▶ **WHAT IS REQUIRED**
Go through the data below and return each line where the string "Overall" occurs.

(Dataset rows for apps and sites)
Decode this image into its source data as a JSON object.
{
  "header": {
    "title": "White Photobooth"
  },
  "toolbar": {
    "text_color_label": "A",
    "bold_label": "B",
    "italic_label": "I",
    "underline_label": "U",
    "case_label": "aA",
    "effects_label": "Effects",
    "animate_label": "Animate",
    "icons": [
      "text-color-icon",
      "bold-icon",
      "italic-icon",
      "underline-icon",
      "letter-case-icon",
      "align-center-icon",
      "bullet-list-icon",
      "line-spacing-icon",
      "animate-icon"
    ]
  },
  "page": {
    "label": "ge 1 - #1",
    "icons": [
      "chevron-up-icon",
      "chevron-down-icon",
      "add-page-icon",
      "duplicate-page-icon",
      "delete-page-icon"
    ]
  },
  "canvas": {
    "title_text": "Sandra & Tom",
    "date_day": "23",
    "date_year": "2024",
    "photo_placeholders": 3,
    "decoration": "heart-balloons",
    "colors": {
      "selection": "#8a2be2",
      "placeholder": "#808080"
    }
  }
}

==

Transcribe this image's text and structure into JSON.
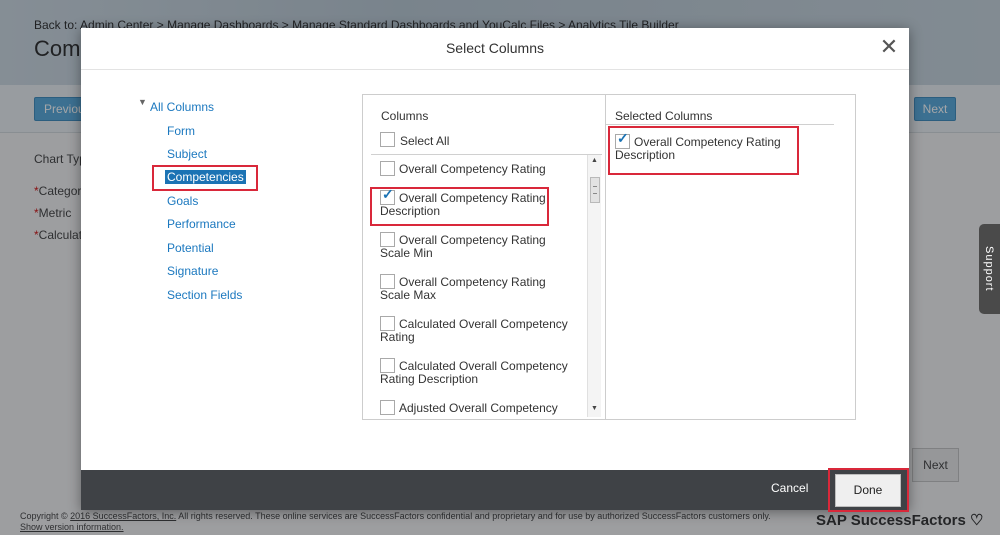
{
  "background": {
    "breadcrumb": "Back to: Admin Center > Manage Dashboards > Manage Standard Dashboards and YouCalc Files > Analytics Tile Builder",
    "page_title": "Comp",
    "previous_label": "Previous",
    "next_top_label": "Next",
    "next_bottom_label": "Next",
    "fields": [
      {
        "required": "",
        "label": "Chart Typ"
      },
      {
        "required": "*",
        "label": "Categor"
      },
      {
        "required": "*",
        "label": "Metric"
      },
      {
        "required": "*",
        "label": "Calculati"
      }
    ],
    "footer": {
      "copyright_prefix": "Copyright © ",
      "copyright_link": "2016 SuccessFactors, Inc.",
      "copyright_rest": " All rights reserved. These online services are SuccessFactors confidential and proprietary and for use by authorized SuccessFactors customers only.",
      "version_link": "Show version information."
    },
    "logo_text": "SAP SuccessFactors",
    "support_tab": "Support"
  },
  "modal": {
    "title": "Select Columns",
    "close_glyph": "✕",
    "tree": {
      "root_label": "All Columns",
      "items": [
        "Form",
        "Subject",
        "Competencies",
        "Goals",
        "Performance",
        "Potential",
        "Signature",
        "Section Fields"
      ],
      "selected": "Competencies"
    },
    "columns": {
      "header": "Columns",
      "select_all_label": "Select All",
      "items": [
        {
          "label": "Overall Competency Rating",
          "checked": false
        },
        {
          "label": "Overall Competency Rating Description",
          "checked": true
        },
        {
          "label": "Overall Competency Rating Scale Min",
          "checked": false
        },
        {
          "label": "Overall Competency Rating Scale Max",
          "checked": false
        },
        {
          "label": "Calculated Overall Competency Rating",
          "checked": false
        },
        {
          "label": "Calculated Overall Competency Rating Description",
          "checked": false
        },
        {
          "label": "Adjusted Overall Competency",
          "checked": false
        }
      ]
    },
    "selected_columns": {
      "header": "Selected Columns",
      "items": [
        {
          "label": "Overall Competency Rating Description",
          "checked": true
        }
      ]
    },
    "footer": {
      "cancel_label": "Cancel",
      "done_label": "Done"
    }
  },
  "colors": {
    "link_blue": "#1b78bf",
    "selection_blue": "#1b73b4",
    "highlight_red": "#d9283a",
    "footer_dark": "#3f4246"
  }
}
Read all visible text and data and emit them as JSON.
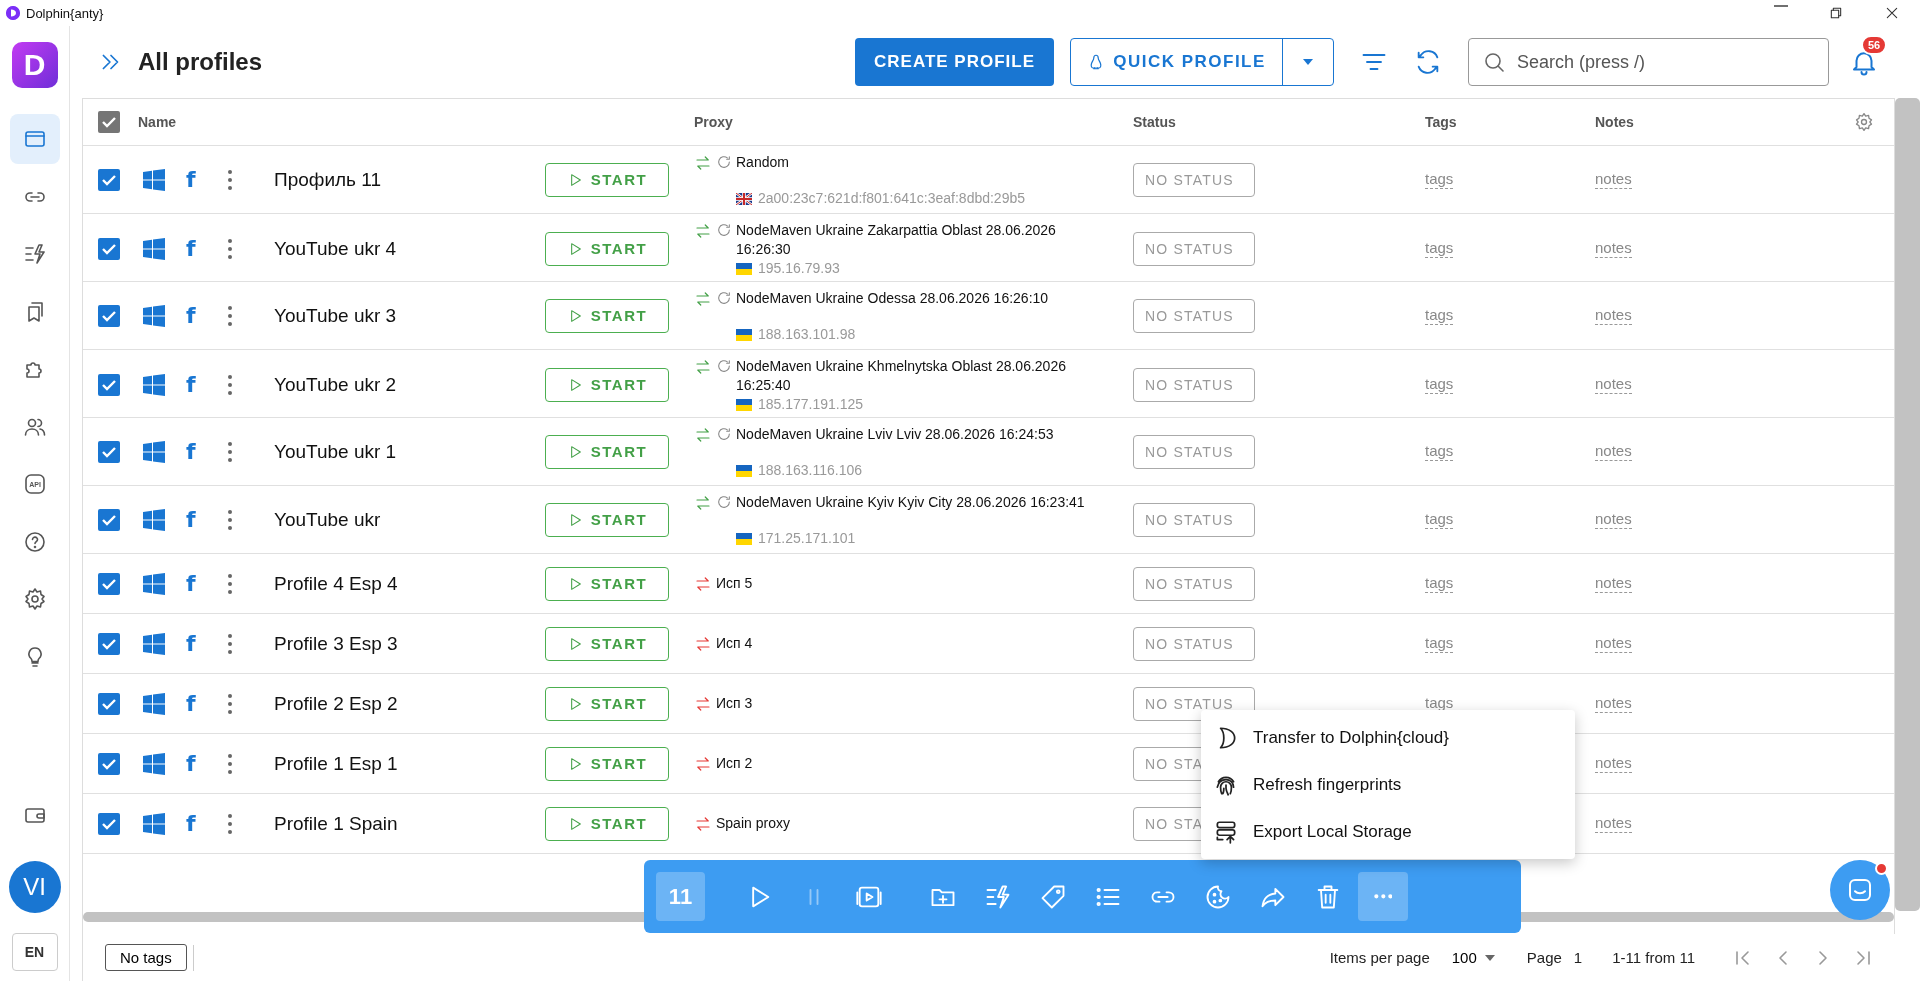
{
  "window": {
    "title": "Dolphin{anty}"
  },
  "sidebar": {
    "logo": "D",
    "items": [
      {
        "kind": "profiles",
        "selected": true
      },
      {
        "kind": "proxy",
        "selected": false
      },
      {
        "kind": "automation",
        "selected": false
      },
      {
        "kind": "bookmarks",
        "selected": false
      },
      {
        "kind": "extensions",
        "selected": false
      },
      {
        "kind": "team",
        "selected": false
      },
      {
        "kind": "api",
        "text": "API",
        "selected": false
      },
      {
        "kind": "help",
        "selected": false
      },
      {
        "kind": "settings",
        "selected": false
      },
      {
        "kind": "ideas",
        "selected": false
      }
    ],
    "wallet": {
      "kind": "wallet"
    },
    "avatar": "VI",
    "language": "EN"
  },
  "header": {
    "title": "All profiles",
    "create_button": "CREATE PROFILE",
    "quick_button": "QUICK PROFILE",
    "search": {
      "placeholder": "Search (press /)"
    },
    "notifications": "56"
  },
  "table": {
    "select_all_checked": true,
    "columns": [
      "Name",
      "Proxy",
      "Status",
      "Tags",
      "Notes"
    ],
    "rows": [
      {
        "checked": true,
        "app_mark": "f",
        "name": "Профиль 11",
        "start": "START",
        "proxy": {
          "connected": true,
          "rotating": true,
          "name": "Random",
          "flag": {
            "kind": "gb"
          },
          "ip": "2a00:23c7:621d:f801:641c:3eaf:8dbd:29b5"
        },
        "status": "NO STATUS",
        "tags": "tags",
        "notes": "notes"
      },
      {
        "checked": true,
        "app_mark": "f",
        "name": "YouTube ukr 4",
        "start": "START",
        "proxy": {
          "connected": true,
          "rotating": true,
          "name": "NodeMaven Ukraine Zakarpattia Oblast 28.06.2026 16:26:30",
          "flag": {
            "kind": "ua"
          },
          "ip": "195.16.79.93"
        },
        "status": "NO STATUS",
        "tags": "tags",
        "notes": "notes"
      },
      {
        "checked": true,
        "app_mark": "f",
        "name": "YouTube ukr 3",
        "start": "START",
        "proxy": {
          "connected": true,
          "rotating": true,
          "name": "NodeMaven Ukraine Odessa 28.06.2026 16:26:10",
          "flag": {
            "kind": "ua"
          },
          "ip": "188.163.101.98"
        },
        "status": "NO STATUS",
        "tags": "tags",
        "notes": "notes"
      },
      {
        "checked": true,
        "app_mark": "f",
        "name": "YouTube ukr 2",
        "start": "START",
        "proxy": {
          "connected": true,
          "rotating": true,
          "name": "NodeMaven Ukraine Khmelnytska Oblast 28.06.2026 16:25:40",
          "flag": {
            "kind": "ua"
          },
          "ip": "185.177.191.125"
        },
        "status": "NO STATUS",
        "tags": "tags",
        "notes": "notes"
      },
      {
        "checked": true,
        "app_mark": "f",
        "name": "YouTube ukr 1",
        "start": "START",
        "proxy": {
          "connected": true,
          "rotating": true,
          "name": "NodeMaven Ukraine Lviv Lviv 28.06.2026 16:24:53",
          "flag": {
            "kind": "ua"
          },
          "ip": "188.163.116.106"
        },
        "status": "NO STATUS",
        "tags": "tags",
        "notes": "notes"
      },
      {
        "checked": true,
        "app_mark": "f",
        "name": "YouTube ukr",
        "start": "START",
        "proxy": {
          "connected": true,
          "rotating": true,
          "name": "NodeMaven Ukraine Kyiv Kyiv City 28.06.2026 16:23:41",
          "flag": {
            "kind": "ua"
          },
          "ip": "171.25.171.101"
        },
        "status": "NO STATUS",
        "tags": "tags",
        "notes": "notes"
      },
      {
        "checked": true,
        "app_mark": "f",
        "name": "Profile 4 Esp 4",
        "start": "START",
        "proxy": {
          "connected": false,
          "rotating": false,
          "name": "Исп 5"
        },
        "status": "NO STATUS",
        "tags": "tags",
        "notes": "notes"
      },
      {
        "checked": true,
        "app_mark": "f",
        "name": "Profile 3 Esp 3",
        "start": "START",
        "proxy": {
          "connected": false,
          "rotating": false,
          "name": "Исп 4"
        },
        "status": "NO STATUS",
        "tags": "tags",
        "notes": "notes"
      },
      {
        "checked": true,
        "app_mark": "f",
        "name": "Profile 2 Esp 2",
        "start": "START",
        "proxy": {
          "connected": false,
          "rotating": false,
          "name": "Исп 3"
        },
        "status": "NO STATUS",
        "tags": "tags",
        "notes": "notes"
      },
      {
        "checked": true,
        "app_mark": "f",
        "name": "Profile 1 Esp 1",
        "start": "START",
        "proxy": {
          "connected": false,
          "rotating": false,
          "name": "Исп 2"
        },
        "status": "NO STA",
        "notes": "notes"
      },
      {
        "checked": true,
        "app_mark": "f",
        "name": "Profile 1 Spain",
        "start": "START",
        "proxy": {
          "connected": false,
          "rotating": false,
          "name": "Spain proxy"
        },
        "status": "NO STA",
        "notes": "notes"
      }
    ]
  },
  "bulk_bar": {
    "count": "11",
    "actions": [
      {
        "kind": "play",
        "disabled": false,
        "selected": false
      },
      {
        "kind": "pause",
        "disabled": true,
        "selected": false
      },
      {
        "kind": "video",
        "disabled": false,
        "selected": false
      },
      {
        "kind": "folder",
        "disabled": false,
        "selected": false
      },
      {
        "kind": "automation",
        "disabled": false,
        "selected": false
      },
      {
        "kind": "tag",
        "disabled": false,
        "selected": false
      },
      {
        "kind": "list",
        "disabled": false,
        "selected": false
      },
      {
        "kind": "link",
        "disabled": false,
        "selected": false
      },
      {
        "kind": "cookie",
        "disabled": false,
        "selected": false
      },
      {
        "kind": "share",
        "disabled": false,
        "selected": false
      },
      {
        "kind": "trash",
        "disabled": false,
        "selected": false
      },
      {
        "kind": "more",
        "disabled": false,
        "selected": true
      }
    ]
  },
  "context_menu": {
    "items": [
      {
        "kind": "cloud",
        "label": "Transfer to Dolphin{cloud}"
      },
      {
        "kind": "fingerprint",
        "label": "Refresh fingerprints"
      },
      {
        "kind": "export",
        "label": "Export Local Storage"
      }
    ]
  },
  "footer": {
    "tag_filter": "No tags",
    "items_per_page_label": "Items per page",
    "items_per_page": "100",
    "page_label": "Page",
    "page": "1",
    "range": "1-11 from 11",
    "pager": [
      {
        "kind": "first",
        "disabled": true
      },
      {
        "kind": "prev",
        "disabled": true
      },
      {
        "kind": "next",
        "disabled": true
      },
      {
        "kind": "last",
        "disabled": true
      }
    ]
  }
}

▶ **TASK SOLUTION**
          "label": "Overall Competency Rating",
          "label": "Overall Competency Rating Description",
          "label": "Overall Competency Rating Scale Min",
          "label": "Overall Competency Rating Scale Max",
          "label": "Calculated Overall Competency Rating",
          "label": "Calculated Overall Competency Rating Description",
          "label": "Adjusted Overall Competency",
          "label": "Overall Competency Rating Description",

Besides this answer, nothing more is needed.